■ PROMPT:
Copy out the data word for word. The images are not part of the copy.

■ AVAILABLE DATA:
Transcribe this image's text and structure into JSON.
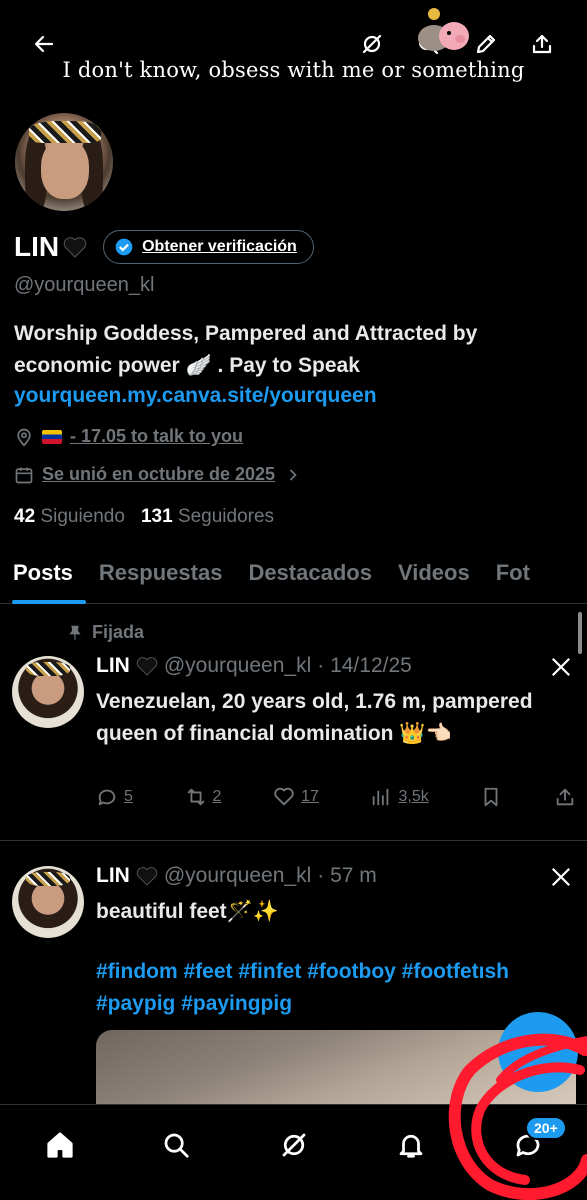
{
  "header": {
    "banner_caption": "I don't know, obsess with me or something",
    "icons": [
      "back-arrow-icon",
      "grok-icon",
      "search-icon",
      "pig-coin-sticker",
      "edit-icon",
      "share-icon"
    ]
  },
  "profile": {
    "name": "LIN",
    "verify_label": "Obtener verificación",
    "handle": "@yourqueen_kl",
    "bio": "Worship Goddess, Pampered and Attracted by economic power 🪽 . Pay to Speak",
    "link": "yourqueen.my.canva.site/yourqueen",
    "location": "- 17.05 to talk to you",
    "joined": "Se unió en octubre de 2025",
    "following_count": "42",
    "following_label": "Siguiendo",
    "followers_count": "131",
    "followers_label": "Seguidores"
  },
  "tabs": [
    "Posts",
    "Respuestas",
    "Destacados",
    "Videos",
    "Fot"
  ],
  "posts": [
    {
      "pinned_label": "Fijada",
      "name": "LIN",
      "handle": "@yourqueen_kl",
      "time": "· 14/12/25",
      "text": "Venezuelan, 20 years old, 1.76 m, pampered queen of financial domination 👑👈🏻",
      "replies": "5",
      "reposts": "2",
      "likes": "17",
      "views": "3,5k"
    },
    {
      "name": "LIN",
      "handle": "@yourqueen_kl",
      "time": "· 57 m",
      "text": "beautiful feet🪄✨",
      "hashtags": "#findom #feet #finfet #footboy #footfetısh #paypig #payingpig"
    }
  ],
  "bottom_nav": {
    "items": [
      "home-icon",
      "search-icon",
      "grok-icon",
      "notifications-icon",
      "messages-icon"
    ],
    "messages_badge": "20+"
  },
  "colors": {
    "accent": "#1d9bf0",
    "muted": "#71767b",
    "background": "#000000",
    "annotation": "#ff1a2e"
  }
}
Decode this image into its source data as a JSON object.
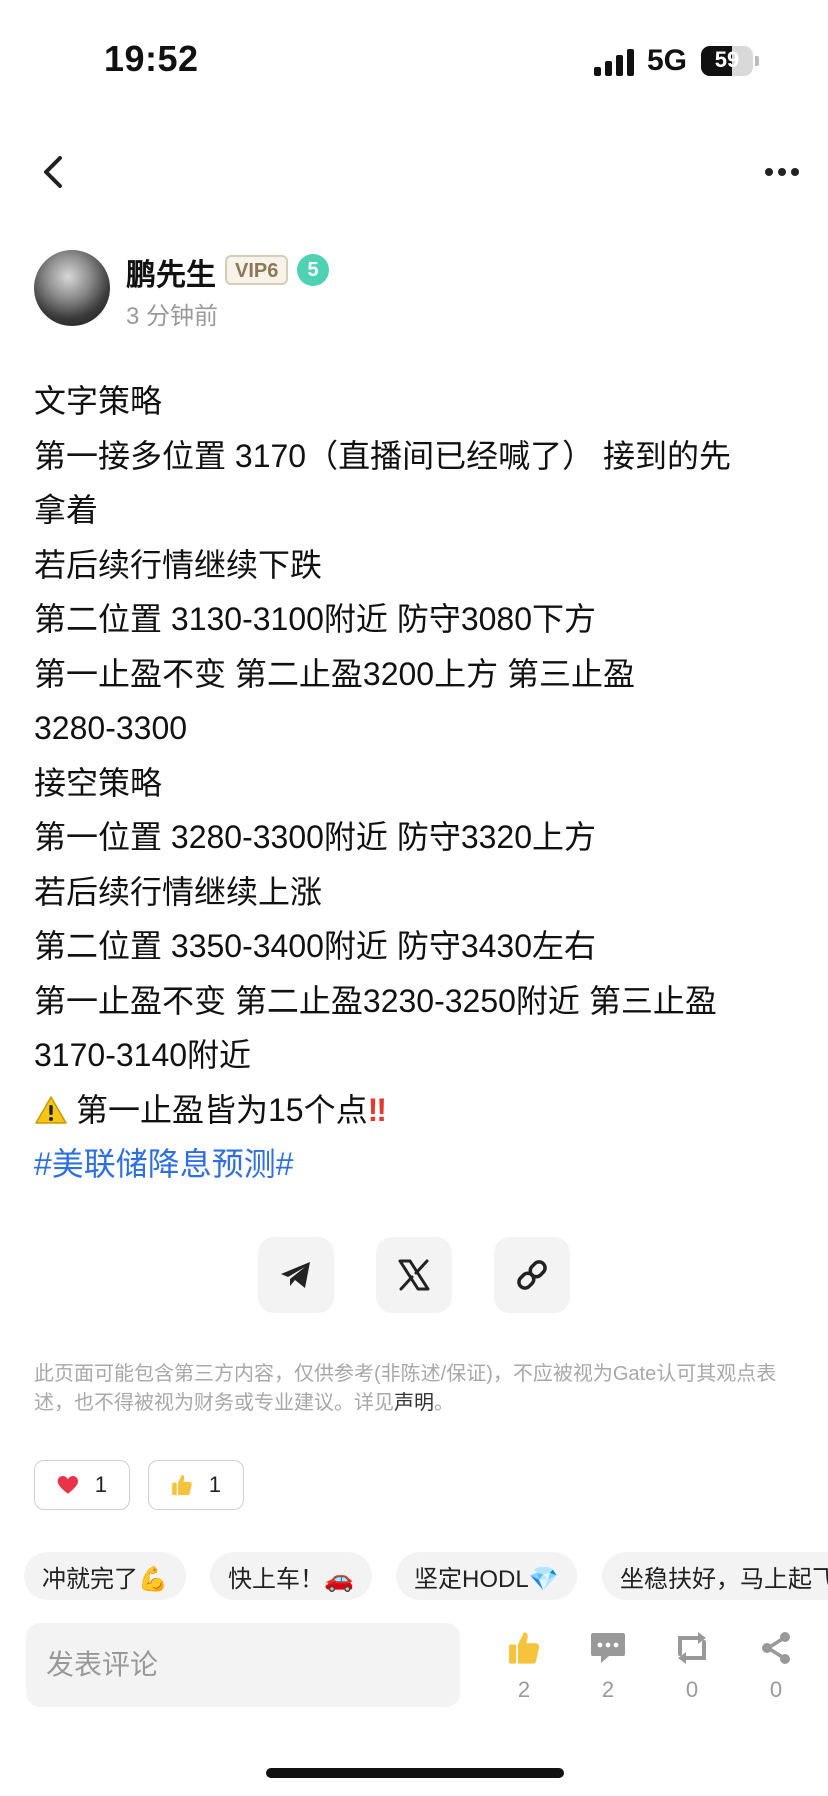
{
  "status_bar": {
    "time": "19:52",
    "network": "5G",
    "battery": "59"
  },
  "nav": {
    "back_icon": "chevron-left-icon",
    "more_icon": "more-dots-icon"
  },
  "author": {
    "name": "鹏先生",
    "vip_badge": "VIP6",
    "level": "5",
    "posted_ago": "3 分钟前"
  },
  "post": {
    "lines": [
      "文字策略",
      "第一接多位置 3170（直播间已经喊了） 接到的先",
      "拿着",
      "若后续行情继续下跌",
      "第二位置 3130-3100附近 防守3080下方",
      "第一止盈不变 第二止盈3200上方 第三止盈",
      "3280-3300",
      "接空策略",
      "第一位置 3280-3300附近 防守3320上方",
      "若后续行情继续上涨",
      "第二位置 3350-3400附近 防守3430左右",
      "第一止盈不变 第二止盈3230-3250附近 第三止盈",
      "3170-3140附近"
    ],
    "warning_text": "第一止盈皆为15个点",
    "warning_mark": "‼",
    "hashtag": "#美联储降息预测#"
  },
  "share": {
    "items": [
      "telegram-icon",
      "x-icon",
      "link-icon"
    ]
  },
  "disclaimer": {
    "text": "此页面可能包含第三方内容，仅供参考(非陈述/保证)，不应被视为Gate认可其观点表述，也不得被视为财务或专业建议。详见",
    "link": "声明",
    "end": "。"
  },
  "reactions": {
    "heart_count": "1",
    "thumb_count": "1"
  },
  "quick_replies": [
    "冲就完了💪",
    "快上车！🚗",
    "坚定HODL💎",
    "坐稳扶好，马上起飞"
  ],
  "comment_bar": {
    "placeholder": "发表评论",
    "like_count": "2",
    "comment_count": "2",
    "repost_count": "0",
    "share_count": "0"
  },
  "colors": {
    "hashtag": "#2f6fdf",
    "level_badge": "#4fd1b4",
    "warning_red": "#e03b2e"
  }
}
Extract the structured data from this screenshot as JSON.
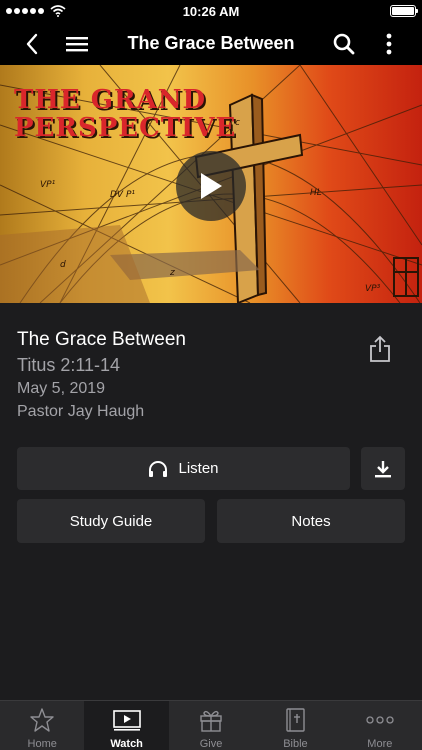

■ ANSWER FOR THIS EXERCISE:
Transcribe this image's text and structure into JSON.
{
  "header": {
    "banner_caption": "I don't know, obsess with me or something",
    "icons": [
      "back-arrow-icon",
      "grok-icon",
      "search-icon",
      "pig-coin-sticker",
      "edit-icon",
      "share-icon"
    ]
  },
  "profile": {
    "name": "LIN",
    "verify_label": "Obtener verificación",
    "handle": "@yourqueen_kl",
    "bio": "Worship Goddess, Pampered and Attracted by economic power 🪽 . Pay to Speak",
    "link": "yourqueen.my.canva.site/yourqueen",
    "location": "- 17.05 to talk to you",
    "joined": "Se unió en octubre de 2025",
    "following_count": "42",
    "following_label": "Siguiendo",
    "followers_count": "131",
    "followers_label": "Seguidores"
  },
  "tabs": [
    "Posts",
    "Respuestas",
    "Destacados",
    "Videos",
    "Fot"
  ],
  "posts": [
    {
      "pinned_label": "Fijada",
      "name": "LIN",
      "handle": "@yourqueen_kl",
      "time": "· 14/12/25",
      "text": "Venezuelan, 20 years old, 1.76 m, pampered queen of financial domination 👑👈🏻",
      "replies": "5",
      "reposts": "2",
      "likes": "17",
      "views": "3,5k"
    },
    {
      "name": "LIN",
      "handle": "@yourqueen_kl",
      "time": "· 57 m",
      "text": "beautiful feet🪄✨",
      "hashtags": "#findom #feet #finfet #footboy #footfetısh #paypig #payingpig"
    }
  ],
  "bottom_nav": {
    "items": [
      "home-icon",
      "search-icon",
      "grok-icon",
      "notifications-icon",
      "messages-icon"
    ],
    "messages_badge": "20+"
  },
  "colors": {
    "accent": "#1d9bf0",
    "muted": "#71767b",
    "background": "#000000",
    "annotation": "#ff1a2e"
  }
}
Decode this image into its source data as a JSON object.
{
  "status_bar": {
    "time": "19:52",
    "network": "5G",
    "battery": "59"
  },
  "nav": {
    "back_icon": "chevron-left-icon",
    "more_icon": "more-dots-icon"
  },
  "author": {
    "name": "鹏先生",
    "vip_badge": "VIP6",
    "level": "5",
    "posted_ago": "3 分钟前"
  },
  "post": {
    "lines": [
      "文字策略",
      "第一接多位置 3170（直播间已经喊了） 接到的先",
      "拿着",
      "若后续行情继续下跌",
      "第二位置 3130-3100附近 防守3080下方",
      "第一止盈不变 第二止盈3200上方 第三止盈",
      "3280-3300",
      "接空策略",
      "第一位置 3280-3300附近 防守3320上方",
      "若后续行情继续上涨",
      "第二位置 3350-3400附近 防守3430左右",
      "第一止盈不变 第二止盈3230-3250附近 第三止盈",
      "3170-3140附近"
    ],
    "warning_text": "第一止盈皆为15个点",
    "warning_mark": "‼",
    "hashtag": "#美联储降息预测#"
  },
  "share": {
    "items": [
      "telegram-icon",
      "x-icon",
      "link-icon"
    ]
  },
  "disclaimer": {
    "text": "此页面可能包含第三方内容，仅供参考(非陈述/保证)，不应被视为Gate认可其观点表述，也不得被视为财务或专业建议。详见",
    "link": "声明",
    "end": "。"
  },
  "reactions": {
    "heart_count": "1",
    "thumb_count": "1"
  },
  "quick_replies": [
    "冲就完了💪",
    "快上车！🚗",
    "坚定HODL💎",
    "坐稳扶好，马上起飞"
  ],
  "comment_bar": {
    "placeholder": "发表评论",
    "like_count": "2",
    "comment_count": "2",
    "repost_count": "0",
    "share_count": "0"
  },
  "colors": {
    "hashtag": "#2f6fdf",
    "level_badge": "#4fd1b4",
    "warning_red": "#e03b2e"
  }
}
Extract the structured data from this screenshot as JSON.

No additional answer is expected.